Patients aged 65 and older with mantle cell lymphoma (MCL) were given Imbruvica or a placebo along with a chemotherapy regimen of bendamustine and autoimmune drug rituximab.
Those who received Imbruvica, known chemically as ibrutinib, on average went 80.6 months before their disease began to worsen, a measure known as progression-free survival (PFS). That compared with 52.9 months for the chemotherapy regimen in the 523-patient trial.
Results of the study were presented at the annual American Society of Clinical Oncology (ASCO) meeting in Chicago.
Dr. Julie Gralow, chief medical officer of ASCO, said the study could be practice changing for doctors who treat MCL, calling the results “a pretty dramatic increase in how long the patient stayed on treatment without progressing.”
MCL is a rare type of lymphoma with an incidence of around 1 case per 200,000 people a year. It occurs more commonly in men and in older patients.
Imbruvica, an oral drug, has become an important treatment for chronic lymphocytic leukemia (CLL), with nearly $10 billion in sales worldwide in 2021. It is also approved to treat adults who have received at least one prior therapy for MCL.
In March, J&J filed for approval in Europe to use the drug as an initial, or first-line, treatment for MCL based on the data from this study.
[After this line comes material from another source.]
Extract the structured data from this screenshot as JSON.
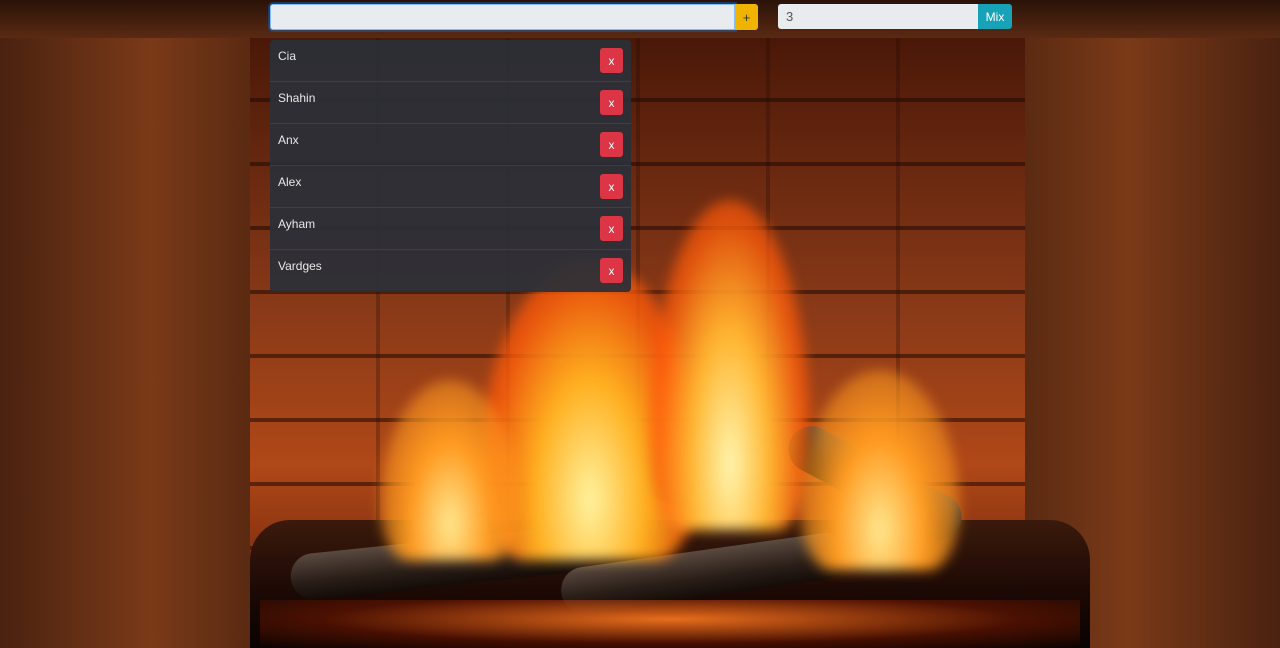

The company said it is currently in discussions with other global regulators about expanding its use in other countries.